Given records:
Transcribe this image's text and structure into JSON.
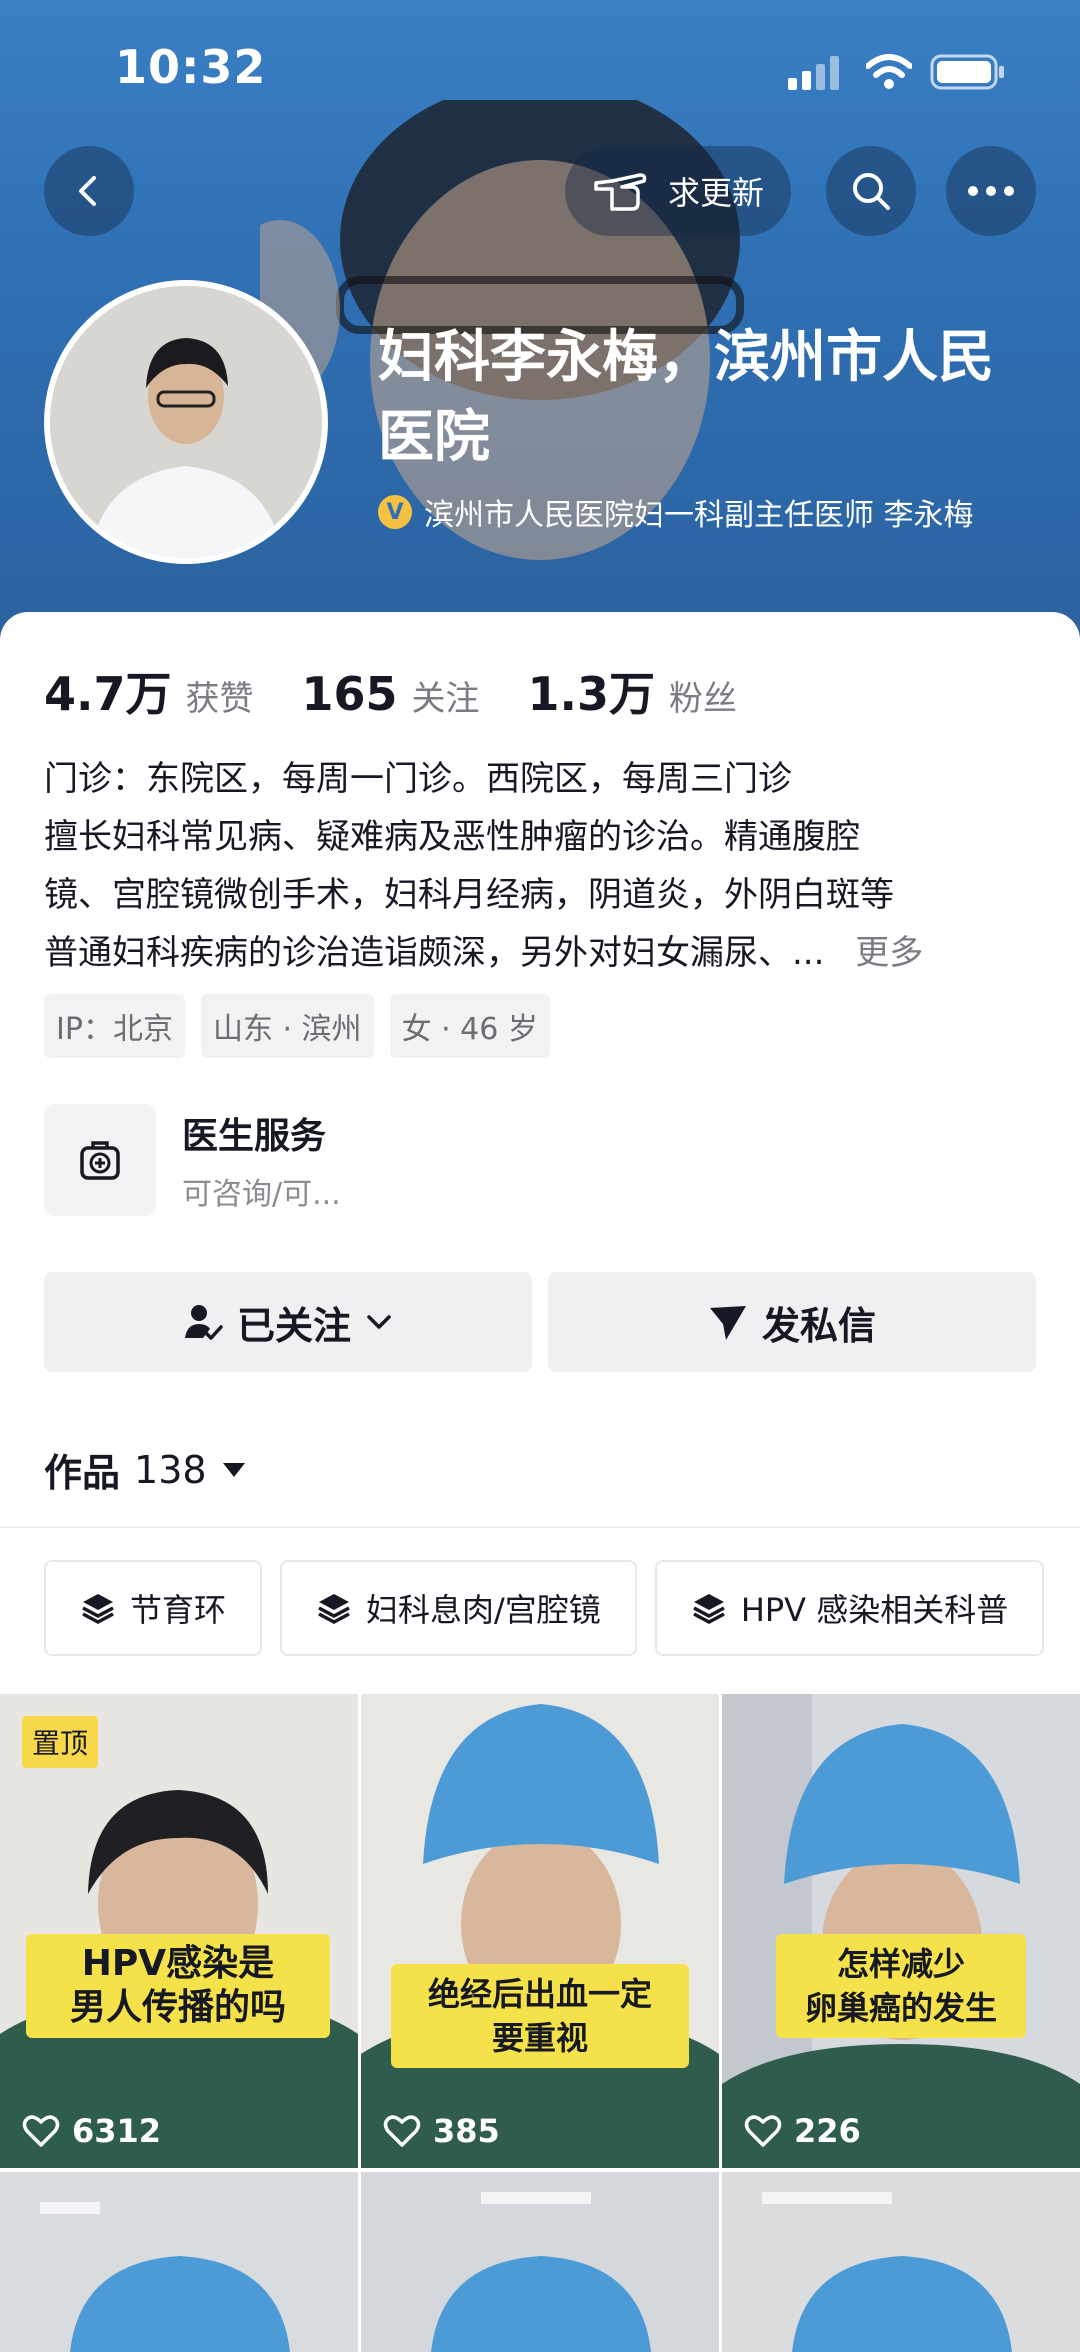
{
  "status_bar": {
    "time": "10:32"
  },
  "header": {
    "request_update_label": "求更新",
    "profile_name": "妇科李永梅，滨州市人民医院",
    "verification": "滨州市人民医院妇一科副主任医师 李永梅"
  },
  "stats": [
    {
      "value": "4.7万",
      "label": "获赞"
    },
    {
      "value": "165",
      "label": "关注"
    },
    {
      "value": "1.3万",
      "label": "粉丝"
    }
  ],
  "bio": {
    "lines": [
      "门诊：东院区，每周一门诊。西院区，每周三门诊",
      "擅长妇科常见病、疑难病及恶性肿瘤的诊治。精通腹腔",
      "镜、宫腔镜微创手术，妇科月经病，阴道炎，外阴白斑等",
      "普通妇科疾病的诊治造诣颇深，另外对妇女漏尿、..."
    ],
    "more_label": "更多"
  },
  "tags": [
    "IP：北京",
    "山东 · 滨州",
    "女 · 46 岁"
  ],
  "service": {
    "title": "医生服务",
    "subtitle": "可咨询/可..."
  },
  "actions": {
    "follow_label": "已关注",
    "message_label": "发私信"
  },
  "works": {
    "label": "作品",
    "count": "138"
  },
  "collections": [
    "节育环",
    "妇科息肉/宫腔镜",
    "HPV 感染相关科普"
  ],
  "videos": [
    {
      "pinned_label": "置顶",
      "caption": [
        "HPV感染是",
        "男人传播的吗"
      ],
      "likes": "6312"
    },
    {
      "caption": [
        "绝经后出血一定",
        "要重视"
      ],
      "likes": "385"
    },
    {
      "caption": [
        "怎样减少",
        "卵巢癌的发生"
      ],
      "likes": "226"
    }
  ],
  "colors": {
    "header_blue": "#2f6fb3",
    "caption_yellow": "#f5e14a",
    "pin_yellow": "#f7d84a",
    "text_primary": "#161823",
    "text_secondary": "#7a7c84"
  },
  "icons": [
    "back-icon",
    "point-hand-icon",
    "search-icon",
    "more-icon",
    "verified-icon",
    "medical-bag-icon",
    "user-check-icon",
    "chevron-down-icon",
    "send-icon",
    "caret-down-icon",
    "layers-icon",
    "heart-icon"
  ]
}
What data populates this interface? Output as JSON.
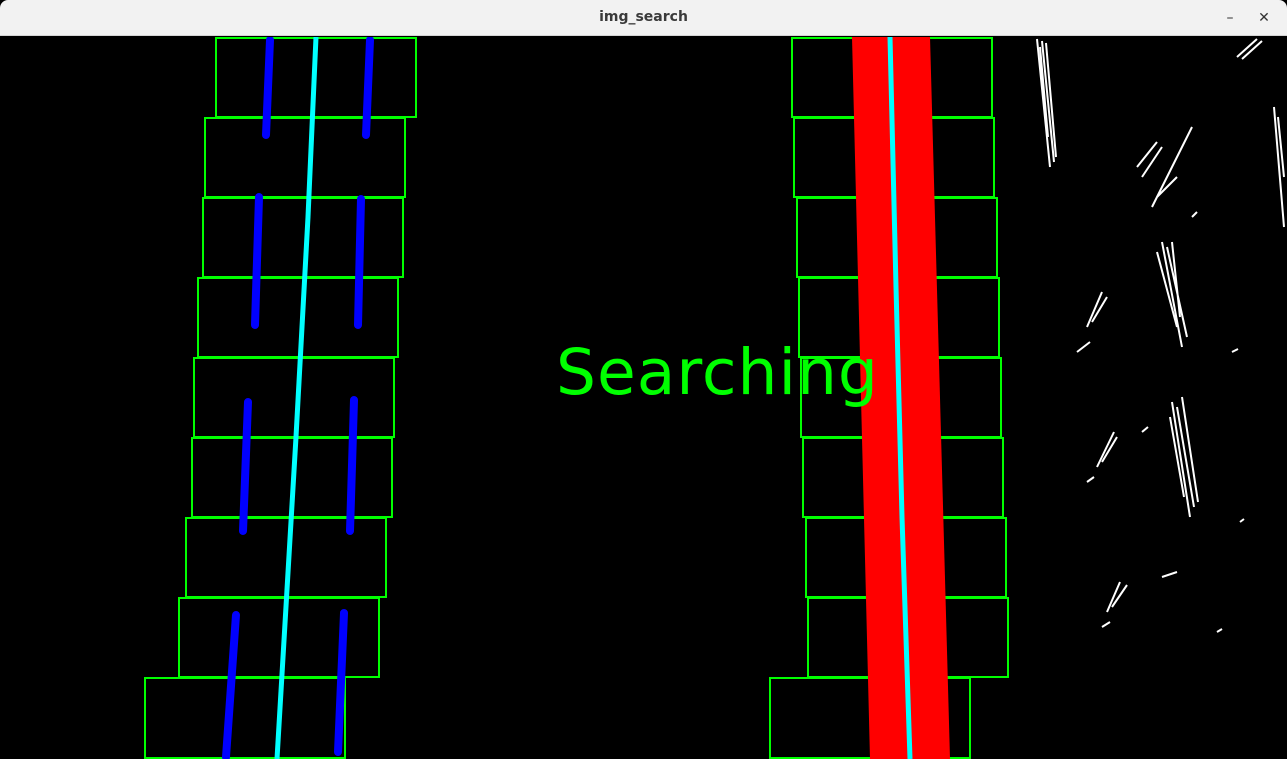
{
  "window": {
    "title": "img_search",
    "minimize_icon": "minimize-icon",
    "close_icon": "close-icon",
    "minimize_glyph": "–",
    "close_glyph": "✕"
  },
  "overlay": {
    "status_text": "Searching",
    "status_color": "#00ff00"
  },
  "colors": {
    "background": "#000000",
    "window_box": "#00ff00",
    "left_lane_pixels": "#0000ff",
    "right_lane_pixels": "#ff0000",
    "fit_line": "#00ffff",
    "noise_pixels": "#ffffff"
  }
}
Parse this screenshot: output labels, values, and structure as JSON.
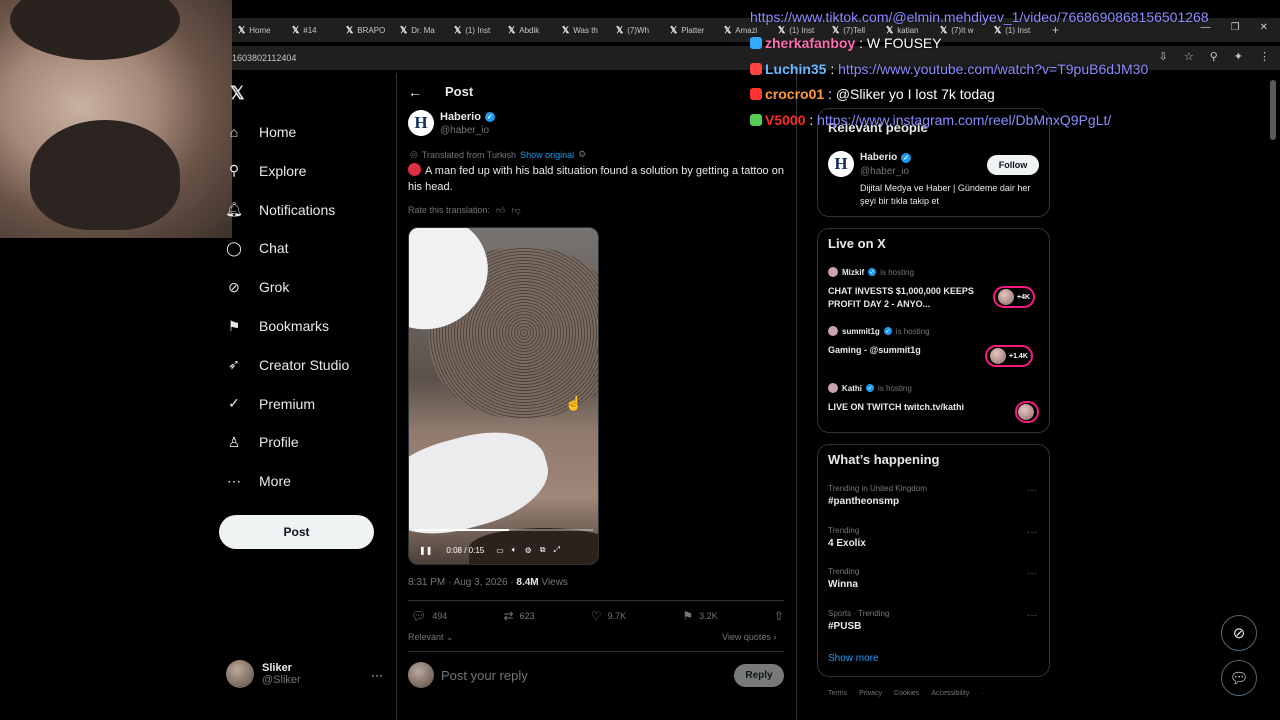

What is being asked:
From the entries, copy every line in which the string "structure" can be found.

Output of the task:
Transcribe this image's text and structure into JSON.
Parse this screenshot: output labels, values, and structure as JSON.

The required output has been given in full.